Segment Open

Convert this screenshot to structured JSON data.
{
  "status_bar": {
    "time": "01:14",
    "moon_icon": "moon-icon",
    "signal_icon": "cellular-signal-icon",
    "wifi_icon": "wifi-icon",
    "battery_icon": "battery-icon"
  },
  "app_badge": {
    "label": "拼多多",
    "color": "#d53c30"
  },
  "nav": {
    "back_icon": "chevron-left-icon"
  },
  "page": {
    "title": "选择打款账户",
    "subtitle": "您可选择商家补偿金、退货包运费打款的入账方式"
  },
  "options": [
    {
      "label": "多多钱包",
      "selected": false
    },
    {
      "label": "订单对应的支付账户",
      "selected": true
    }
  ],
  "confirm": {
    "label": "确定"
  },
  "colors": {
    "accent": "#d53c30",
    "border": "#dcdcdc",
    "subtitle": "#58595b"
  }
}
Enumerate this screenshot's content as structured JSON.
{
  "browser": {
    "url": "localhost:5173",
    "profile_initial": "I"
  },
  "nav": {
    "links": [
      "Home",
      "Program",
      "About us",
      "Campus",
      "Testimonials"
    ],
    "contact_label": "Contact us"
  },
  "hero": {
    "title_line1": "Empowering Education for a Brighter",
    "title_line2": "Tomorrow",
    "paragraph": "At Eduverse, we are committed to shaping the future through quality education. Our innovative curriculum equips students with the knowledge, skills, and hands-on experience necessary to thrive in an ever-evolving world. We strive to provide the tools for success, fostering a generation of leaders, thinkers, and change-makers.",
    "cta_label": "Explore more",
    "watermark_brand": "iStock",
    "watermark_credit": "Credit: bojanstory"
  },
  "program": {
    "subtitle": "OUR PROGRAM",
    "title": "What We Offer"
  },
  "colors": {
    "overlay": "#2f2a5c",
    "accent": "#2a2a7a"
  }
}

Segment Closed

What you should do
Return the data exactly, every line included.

Solution for this exercise
Convert this screenshot to structured JSON data.
{
  "status_bar": {
    "time": "01:14",
    "moon_icon": "moon-icon",
    "signal_icon": "cellular-signal-icon",
    "wifi_icon": "wifi-icon",
    "battery_icon": "battery-icon"
  },
  "app_badge": {
    "label": "拼多多",
    "color": "#d53c30"
  },
  "nav": {
    "back_icon": "chevron-left-icon"
  },
  "page": {
    "title": "选择打款账户",
    "subtitle": "您可选择商家补偿金、退货包运费打款的入账方式"
  },
  "options": [
    {
      "label": "多多钱包",
      "selected": false
    },
    {
      "label": "订单对应的支付账户",
      "selected": true
    }
  ],
  "confirm": {
    "label": "确定"
  },
  "colors": {
    "accent": "#d53c30",
    "border": "#dcdcdc",
    "subtitle": "#58595b"
  }
}
Enumerate this screenshot's content as structured JSON.
{
  "browser": {
    "url": "localhost:5173",
    "profile_initial": "I"
  },
  "nav": {
    "links": [
      "Home",
      "Program",
      "About us",
      "Campus",
      "Testimonials"
    ],
    "contact_label": "Contact us"
  },
  "hero": {
    "title_line1": "Empowering Education for a Brighter",
    "title_line2": "Tomorrow",
    "paragraph": "At Eduverse, we are committed to shaping the future through quality education. Our innovative curriculum equips students with the knowledge, skills, and hands-on experience necessary to thrive in an ever-evolving world. We strive to provide the tools for success, fostering a generation of leaders, thinkers, and change-makers.",
    "cta_label": "Explore more",
    "watermark_brand": "iStock",
    "watermark_credit": "Credit: bojanstory"
  },
  "program": {
    "subtitle": "OUR PROGRAM",
    "title": "What We Offer"
  },
  "colors": {
    "overlay": "#2f2a5c",
    "accent": "#2a2a7a"
  }
}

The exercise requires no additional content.